Wire services report that FCC Chairman Kevin Martin said yesterday that Comcast “violated our principles” on Internet access by blocking or slowing access to data by users of certain file sharing programs. The FCC policy is to guarantee open access to Internet data. If two more of the five-member commission agree with Martin, then Comcast could be in line to receive some hefty penalties.
For its part, Comcast defends its actions as simply balancing loads — not blocking access — so that all its customers could have equal quality of service. If certain customers routinely engage in sending or receiving enormous quantities of data, then there is the possibility that this could degrade network performance for some other subscribers.
So why do we care about this at all on an HDTV site? The answer is simple; I believe that we’re headed into a future where we will receive much — if not most — of our information and entertainment over the Internet. If the Internet providers are allowed to decide which sites we’re allowed to access at full speed, and which ones they can slow down, that could have an enormous impact on future services. For example, you may think that this practice is acceptable when applied to sharing sites that may be used for accessing illegal copies of copyrighted content, but what if a Internet provider like Comcast decides to block or slow access to legitimate movie download sites like Netflix or Blockbuster? Clearly, these services will compete with Comcast’s cable video business. Should Comcast be allowed to control access to these competing services?
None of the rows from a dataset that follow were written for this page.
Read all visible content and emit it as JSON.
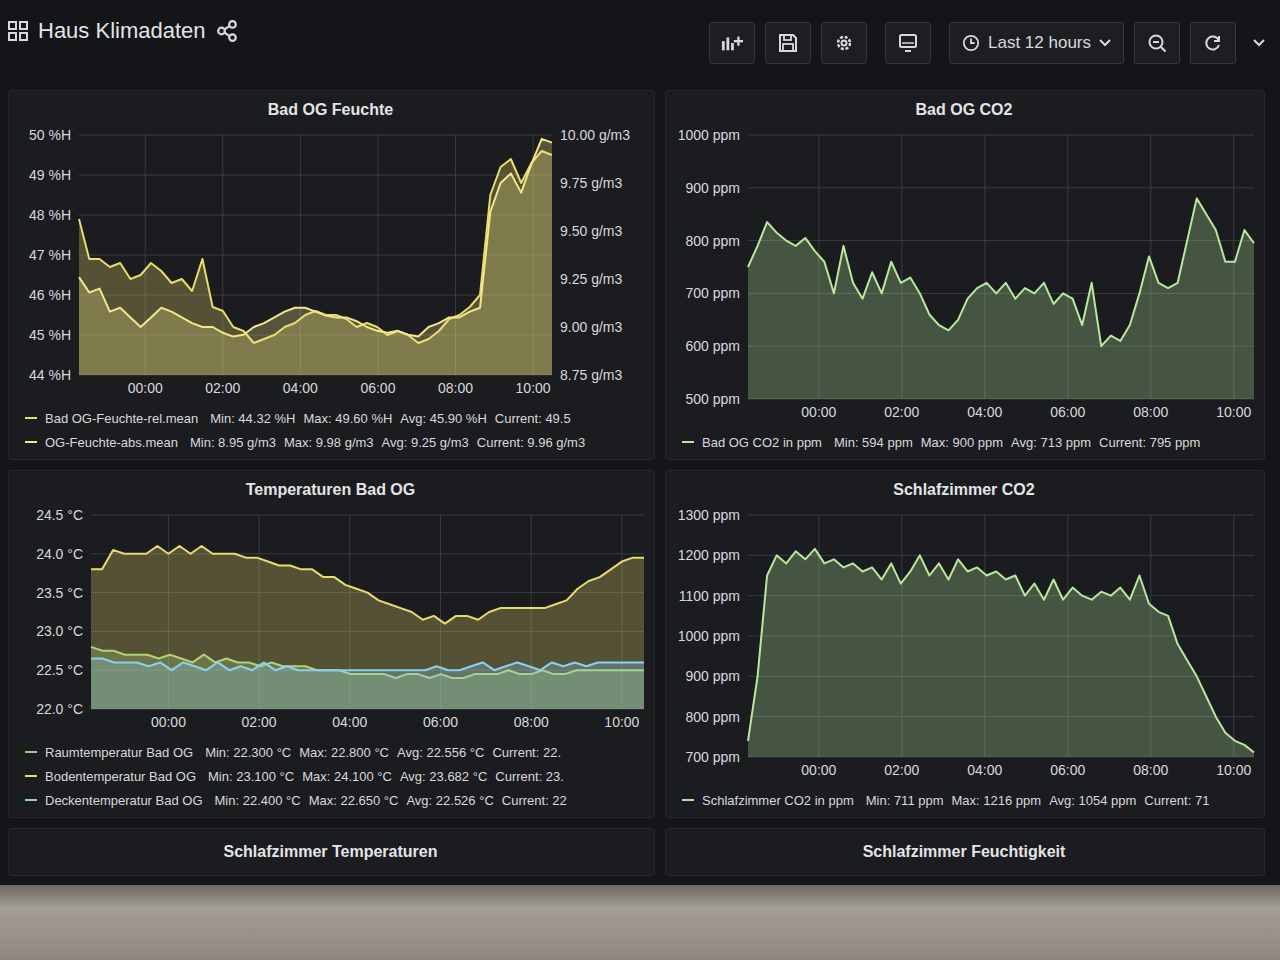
{
  "window": {
    "title": "Haus Klimadaten"
  },
  "toolbar": {
    "time_range": "Last 12 hours"
  },
  "panels": [
    {
      "title": "Bad OG Feuchte",
      "y_ticks": [
        "50 %H",
        "49 %H",
        "48 %H",
        "47 %H",
        "46 %H",
        "45 %H",
        "44 %H"
      ],
      "y2_ticks": [
        "10.00 g/m3",
        "9.75 g/m3",
        "9.50 g/m3",
        "9.25 g/m3",
        "9.00 g/m3",
        "8.75 g/m3"
      ],
      "x_ticks": [
        "00:00",
        "02:00",
        "04:00",
        "06:00",
        "08:00",
        "10:00"
      ],
      "series": [
        {
          "name": "Bad OG-Feuchte-rel.mean",
          "stats": [
            "Min: 44.32 %H",
            "Max: 49.60 %H",
            "Avg: 45.90 %H",
            "Current: 49.5"
          ],
          "color": "#e8dc6a",
          "y_axis": "left",
          "values": [
            47.9,
            46.9,
            46.9,
            46.7,
            46.8,
            46.4,
            46.5,
            46.8,
            46.6,
            46.3,
            46.4,
            46.1,
            46.9,
            45.7,
            45.6,
            45.2,
            45.1,
            44.8,
            44.9,
            45.0,
            45.2,
            45.3,
            45.5,
            45.6,
            45.5,
            45.5,
            45.4,
            45.2,
            45.3,
            45.2,
            45.0,
            45.1,
            45.0,
            44.8,
            44.9,
            45.1,
            45.4,
            45.5,
            45.7,
            46.0,
            48.5,
            49.2,
            49.4,
            48.8,
            49.3,
            49.6,
            49.5
          ]
        },
        {
          "name": "OG-Feuchte-abs.mean",
          "stats": [
            "Min: 8.95 g/m3",
            "Max: 9.98 g/m3",
            "Avg: 9.25 g/m3",
            "Current: 9.96 g/m3"
          ],
          "color": "#f2e58a",
          "y_axis": "right",
          "values": [
            9.26,
            9.18,
            9.2,
            9.08,
            9.1,
            9.05,
            9.0,
            9.05,
            9.1,
            9.08,
            9.05,
            9.02,
            9.0,
            9.0,
            8.97,
            8.95,
            8.96,
            9.0,
            9.02,
            9.05,
            9.08,
            9.1,
            9.1,
            9.08,
            9.06,
            9.05,
            9.05,
            9.03,
            9.0,
            8.98,
            8.97,
            8.98,
            8.96,
            8.95,
            9.0,
            9.02,
            9.05,
            9.05,
            9.08,
            9.1,
            9.6,
            9.75,
            9.8,
            9.7,
            9.85,
            9.98,
            9.96
          ]
        }
      ]
    },
    {
      "title": "Bad OG CO2",
      "y_ticks": [
        "1000 ppm",
        "900 ppm",
        "800 ppm",
        "700 ppm",
        "600 ppm",
        "500 ppm"
      ],
      "y2_ticks": [],
      "x_ticks": [
        "00:00",
        "02:00",
        "04:00",
        "06:00",
        "08:00",
        "10:00"
      ],
      "series": [
        {
          "name": "Bad OG CO2 in ppm",
          "stats": [
            "Min: 594 ppm",
            "Max: 900 ppm",
            "Avg: 713 ppm",
            "Current: 795 ppm"
          ],
          "color": "#b8e89c",
          "y_axis": "left",
          "values": [
            750,
            790,
            835,
            815,
            800,
            790,
            805,
            780,
            760,
            700,
            790,
            720,
            690,
            740,
            700,
            760,
            720,
            730,
            700,
            660,
            640,
            630,
            650,
            690,
            710,
            720,
            700,
            720,
            690,
            710,
            700,
            720,
            680,
            700,
            690,
            640,
            720,
            600,
            620,
            610,
            640,
            700,
            770,
            720,
            710,
            720,
            800,
            880,
            850,
            820,
            760,
            760,
            820,
            795
          ]
        }
      ]
    },
    {
      "title": "Temperaturen Bad OG",
      "y_ticks": [
        "24.5 °C",
        "24.0 °C",
        "23.5 °C",
        "23.0 °C",
        "22.5 °C",
        "22.0 °C"
      ],
      "y2_ticks": [],
      "x_ticks": [
        "00:00",
        "02:00",
        "04:00",
        "06:00",
        "08:00",
        "10:00"
      ],
      "series": [
        {
          "name": "Raumtemperatur Bad OG",
          "stats": [
            "Min: 22.300 °C",
            "Max: 22.800 °C",
            "Avg: 22.556 °C",
            "Current: 22."
          ],
          "color": "#9ccf7a",
          "y_axis": "left",
          "values": [
            22.8,
            22.75,
            22.75,
            22.7,
            22.7,
            22.7,
            22.65,
            22.7,
            22.65,
            22.6,
            22.7,
            22.6,
            22.65,
            22.6,
            22.6,
            22.55,
            22.6,
            22.55,
            22.55,
            22.55,
            22.5,
            22.5,
            22.5,
            22.45,
            22.45,
            22.45,
            22.45,
            22.4,
            22.45,
            22.45,
            22.4,
            22.45,
            22.4,
            22.4,
            22.45,
            22.45,
            22.45,
            22.5,
            22.45,
            22.45,
            22.5,
            22.45,
            22.45,
            22.5,
            22.5,
            22.5,
            22.5,
            22.5,
            22.5,
            22.5
          ]
        },
        {
          "name": "Bodentemperatur Bad OG",
          "stats": [
            "Min: 23.100 °C",
            "Max: 24.100 °C",
            "Avg: 23.682 °C",
            "Current: 23."
          ],
          "color": "#e8dc6a",
          "y_axis": "left",
          "values": [
            23.8,
            23.8,
            24.05,
            24.0,
            24.0,
            24.0,
            24.1,
            24.0,
            24.1,
            24.0,
            24.1,
            24.0,
            24.0,
            24.0,
            23.95,
            23.95,
            23.9,
            23.85,
            23.85,
            23.8,
            23.8,
            23.7,
            23.7,
            23.6,
            23.55,
            23.5,
            23.4,
            23.35,
            23.3,
            23.25,
            23.15,
            23.2,
            23.1,
            23.2,
            23.2,
            23.15,
            23.25,
            23.3,
            23.3,
            23.3,
            23.3,
            23.3,
            23.35,
            23.4,
            23.55,
            23.65,
            23.7,
            23.8,
            23.9,
            23.95,
            23.95
          ]
        },
        {
          "name": "Deckentemperatur Bad OG",
          "stats": [
            "Min: 22.400 °C",
            "Max: 22.650 °C",
            "Avg: 22.526 °C",
            "Current: 22"
          ],
          "color": "#8ad0f0",
          "y_axis": "left",
          "values": [
            22.65,
            22.65,
            22.6,
            22.6,
            22.6,
            22.55,
            22.6,
            22.5,
            22.6,
            22.55,
            22.5,
            22.6,
            22.5,
            22.55,
            22.5,
            22.6,
            22.5,
            22.55,
            22.5,
            22.5,
            22.5,
            22.5,
            22.5,
            22.5,
            22.5,
            22.5,
            22.5,
            22.5,
            22.5,
            22.5,
            22.55,
            22.5,
            22.5,
            22.55,
            22.6,
            22.5,
            22.55,
            22.6,
            22.55,
            22.5,
            22.6,
            22.55,
            22.6,
            22.55,
            22.6,
            22.6,
            22.6,
            22.6,
            22.6
          ]
        }
      ]
    },
    {
      "title": "Schlafzimmer CO2",
      "y_ticks": [
        "1300 ppm",
        "1200 ppm",
        "1100 ppm",
        "1000 ppm",
        "900 ppm",
        "800 ppm",
        "700 ppm"
      ],
      "y2_ticks": [],
      "x_ticks": [
        "00:00",
        "02:00",
        "04:00",
        "06:00",
        "08:00",
        "10:00"
      ],
      "series": [
        {
          "name": "Schlafzimmer CO2 in ppm",
          "stats": [
            "Min: 711 ppm",
            "Max: 1216 ppm",
            "Avg: 1054 ppm",
            "Current: 71"
          ],
          "color": "#b8e89c",
          "y_axis": "left",
          "values": [
            740,
            900,
            1150,
            1200,
            1180,
            1210,
            1190,
            1216,
            1180,
            1190,
            1170,
            1180,
            1160,
            1170,
            1140,
            1180,
            1130,
            1160,
            1200,
            1150,
            1180,
            1140,
            1190,
            1160,
            1170,
            1150,
            1160,
            1140,
            1150,
            1100,
            1130,
            1090,
            1140,
            1090,
            1120,
            1100,
            1090,
            1110,
            1100,
            1120,
            1090,
            1150,
            1080,
            1060,
            1050,
            980,
            940,
            900,
            850,
            800,
            760,
            740,
            730,
            711
          ]
        }
      ]
    }
  ],
  "bottom_panels": [
    {
      "title": "Schlafzimmer Temperaturen"
    },
    {
      "title": "Schlafzimmer Feuchtigkeit"
    }
  ]
}
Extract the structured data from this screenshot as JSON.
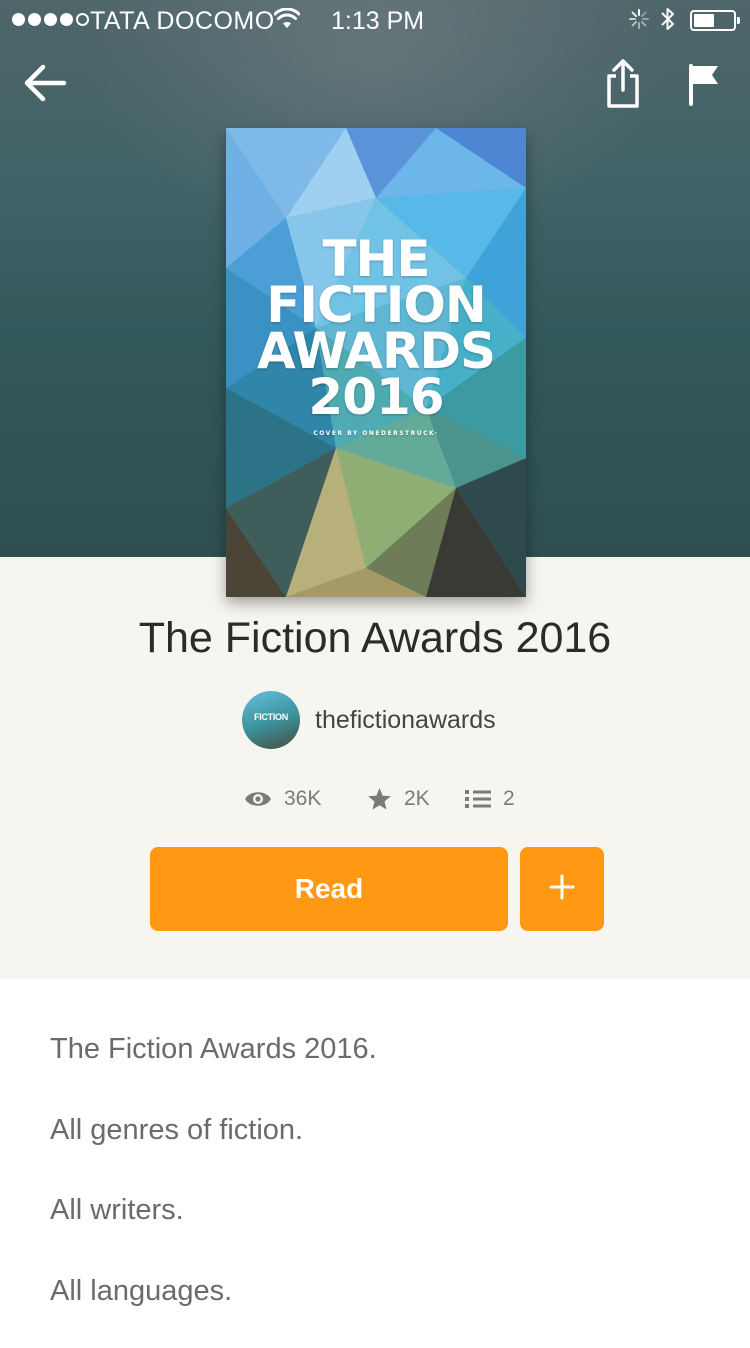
{
  "status_bar": {
    "carrier": "TATA DOCOMO",
    "time": "1:13 PM"
  },
  "nav": {
    "back_icon": "arrow-left-icon",
    "share_icon": "share-icon",
    "flag_icon": "flag-icon"
  },
  "cover": {
    "lines": [
      "THE",
      "FICTION",
      "AWARDS",
      "2016"
    ],
    "credit": "COVER BY ONEDERSTRUCK-"
  },
  "book": {
    "title": "The Fiction Awards 2016",
    "author": "thefictionawards",
    "avatar_text": "FICTION"
  },
  "stats": {
    "views": "36K",
    "votes": "2K",
    "parts": "2"
  },
  "actions": {
    "read_label": "Read",
    "add_label": "+"
  },
  "description": [
    "The Fiction Awards 2016.",
    "All genres of fiction.",
    "All writers.",
    "All languages."
  ],
  "colors": {
    "accent": "#ff9812",
    "info_background": "#f7f5f0",
    "hero_background": "#3f6266"
  }
}
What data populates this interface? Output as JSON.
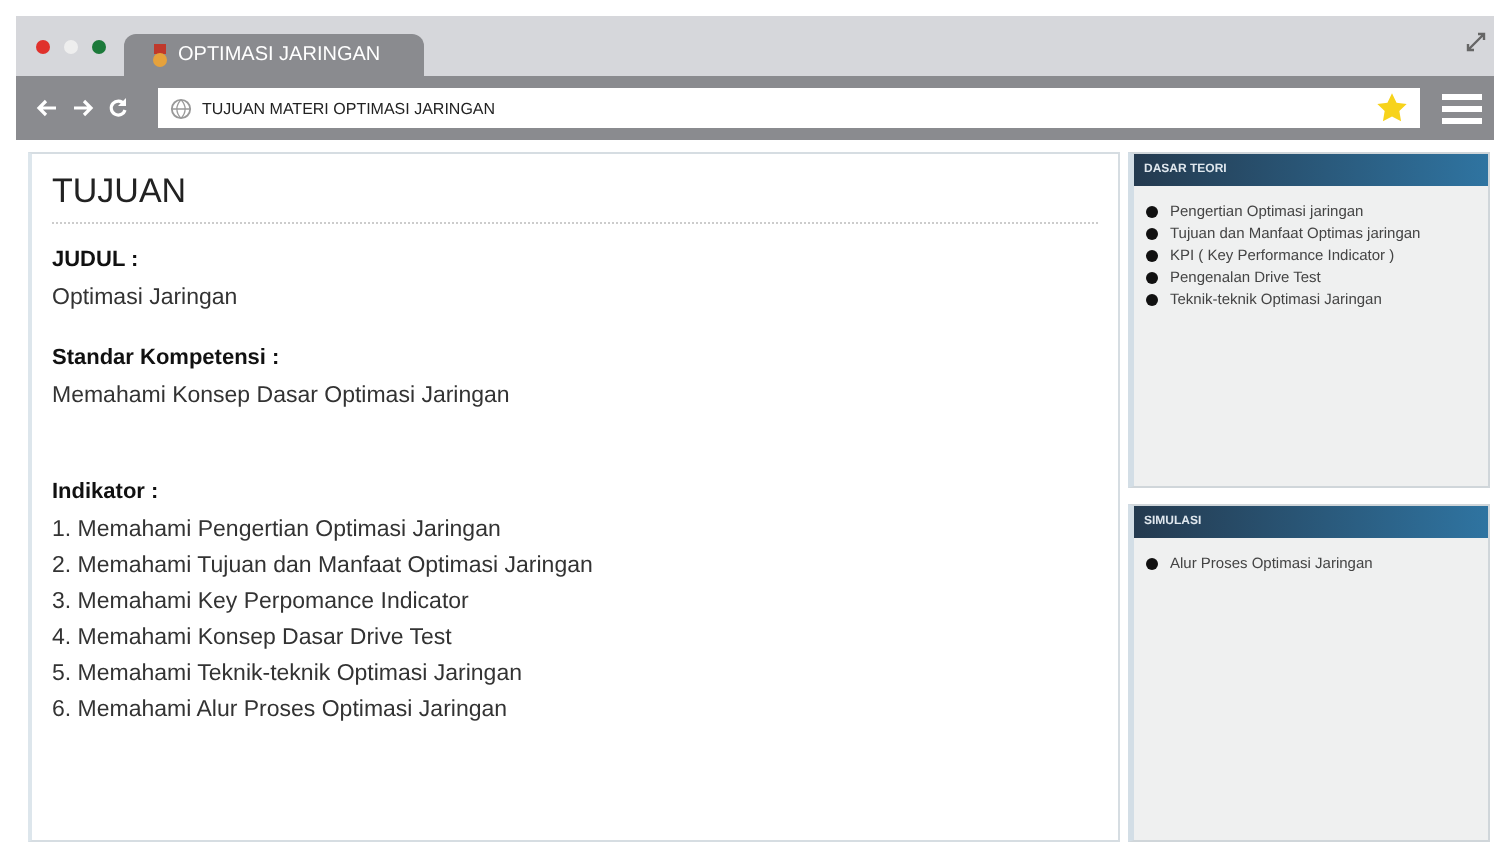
{
  "tab": {
    "title": "OPTIMASI JARINGAN"
  },
  "address": {
    "value": "TUJUAN MATERI OPTIMASI JARINGAN"
  },
  "main": {
    "heading": "TUJUAN",
    "sections": [
      {
        "label": "JUDUL :",
        "kind": "text",
        "text": "Optimasi Jaringan"
      },
      {
        "label": "Standar Kompetensi :",
        "kind": "text",
        "text": "Memahami Konsep Dasar Optimasi Jaringan"
      },
      {
        "label": "Indikator :",
        "kind": "list",
        "items": [
          "1. Memahami Pengertian Optimasi Jaringan",
          "2. Memahami Tujuan dan Manfaat Optimasi Jaringan",
          "3. Memahami Key Perpomance Indicator",
          "4. Memahami Konsep Dasar Drive Test",
          "5. Memahami Teknik-teknik Optimasi Jaringan",
          "6. Memahami Alur Proses Optimasi Jaringan"
        ]
      }
    ]
  },
  "sidebar": [
    {
      "title": "DASAR TEORI",
      "items": [
        "Pengertian Optimasi jaringan",
        "Tujuan dan Manfaat Optimas jaringan",
        "KPI ( Key Performance Indicator )",
        "Pengenalan Drive Test",
        "Teknik-teknik Optimasi Jaringan"
      ]
    },
    {
      "title": "SIMULASI",
      "items": [
        "Alur Proses Optimasi Jaringan"
      ]
    }
  ]
}
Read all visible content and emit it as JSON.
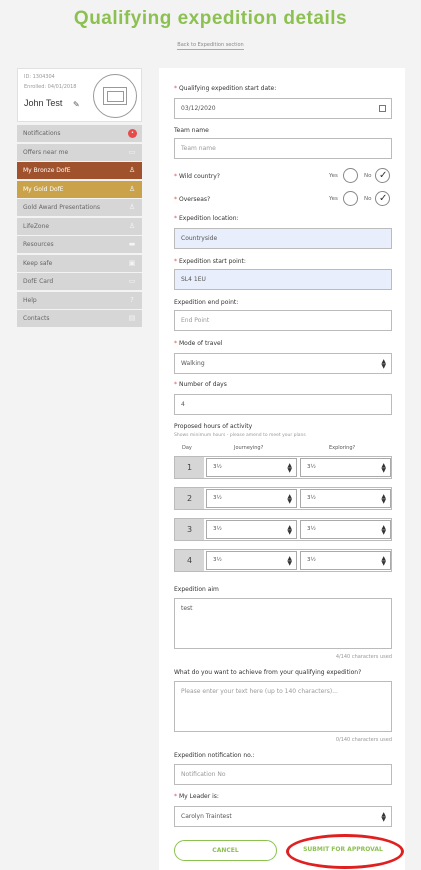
{
  "page": {
    "title": "Qualifying expedition details",
    "back_link": "Back to Expedition section"
  },
  "profile": {
    "id": "ID: 1304304",
    "enrolled": "Enrolled: 04/01/2018",
    "name": "John Test"
  },
  "sidebar": {
    "items": [
      {
        "label": "Notifications",
        "icon": "notification-badge"
      },
      {
        "label": "Offers near me",
        "icon": "offers-icon"
      },
      {
        "label": "My Bronze DofE",
        "icon": "award-icon"
      },
      {
        "label": "My Gold DofE",
        "icon": "award-icon"
      },
      {
        "label": "Gold Award Presentations",
        "icon": "award-icon"
      },
      {
        "label": "LifeZone",
        "icon": "lifezone-icon"
      },
      {
        "label": "Resources",
        "icon": "folder-icon"
      },
      {
        "label": "Keep safe",
        "icon": "lock-icon"
      },
      {
        "label": "DofE Card",
        "icon": "card-icon"
      },
      {
        "label": "Help",
        "icon": "help-icon"
      },
      {
        "label": "Contacts",
        "icon": "contacts-icon"
      }
    ],
    "colors": {
      "bronze": "#a0522d",
      "gold": "#c9a24a",
      "default": "#d6d6d6"
    }
  },
  "form": {
    "start_date_label": "Qualifying expedition start date:",
    "start_date_value": "03/12/2020",
    "team_name_label": "Team name",
    "team_name_placeholder": "Team name",
    "wild_country_label": "Wild country?",
    "overseas_label": "Overseas?",
    "yes": "Yes",
    "no": "No",
    "location_label": "Expedition location:",
    "location_value": "Countryside",
    "start_point_label": "Expedition start point:",
    "start_point_value": "SL4 1EU",
    "end_point_label": "Expedition end point:",
    "end_point_placeholder": "End Point",
    "mode_label": "Mode of travel",
    "mode_value": "Walking",
    "days_label": "Number of days",
    "days_value": "4",
    "hours_label": "Proposed hours of activity",
    "hours_hint": "Shows minimum hours - please amend to meet your plans",
    "col_day": "Day",
    "col_journeying": "Journeying?",
    "col_exploring": "Exploring?",
    "days": [
      {
        "num": "1",
        "journeying": "3½",
        "exploring": "3½"
      },
      {
        "num": "2",
        "journeying": "3½",
        "exploring": "3½"
      },
      {
        "num": "3",
        "journeying": "3½",
        "exploring": "3½"
      },
      {
        "num": "4",
        "journeying": "3½",
        "exploring": "3½"
      }
    ],
    "aim_label": "Expedition aim",
    "aim_value": "test",
    "aim_count": "4/140 characters used",
    "achieve_label": "What do you want to achieve from your qualifying expedition?",
    "achieve_placeholder": "Please enter your text here (up to 140 characters)...",
    "achieve_count": "0/140 characters used",
    "notification_label": "Expedition notification no.:",
    "notification_placeholder": "Notification No",
    "leader_label": "My Leader is:",
    "leader_value": "Carolyn Traintest",
    "cancel_label": "CANCEL",
    "submit_label": "SUBMIT FOR APPROVAL"
  },
  "colors": {
    "accent": "#8cc152",
    "required": "#e84b4b",
    "highlight": "#e02020"
  }
}
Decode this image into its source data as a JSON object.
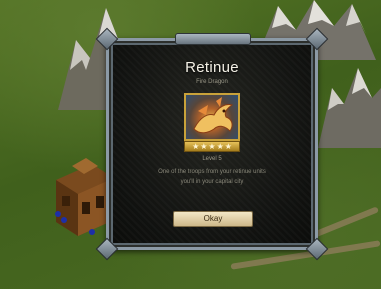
{
  "dialog": {
    "title": "Retinue",
    "subtitle": "Fire Dragon",
    "portrait_icon": "fire-dragon-portrait-icon",
    "star_rating": 5,
    "star_max": 5,
    "level_text": "Level 5",
    "description_line1": "One of the troops from your retinue units",
    "description_line2": "you'll in your capital city",
    "okay_label": "Okay"
  },
  "colors": {
    "star_banner": "#e7c25a",
    "frame": "#8c9aa6",
    "dialog_background": "#111210",
    "okay_button": "#f3e7c6"
  }
}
Personally, I think that they should not have the right to do this, any more than the phone companies should be able to decide that too many people are calling to vote on American Idol. While I applaud the FCC’s position on this subject, I also think that the market is a stronger force and is likely to resolve this matter on its own. Now that many communities have multiple choices for broadband Internet access, consumers will be able to vote with their dollars if their Internet provider starts restricting service in ways that they don’t want. Just as copy protection is rapidly disappearing from the MP3 download business, I expect that limiting access for certain Internet sites is a practice that won’t last long.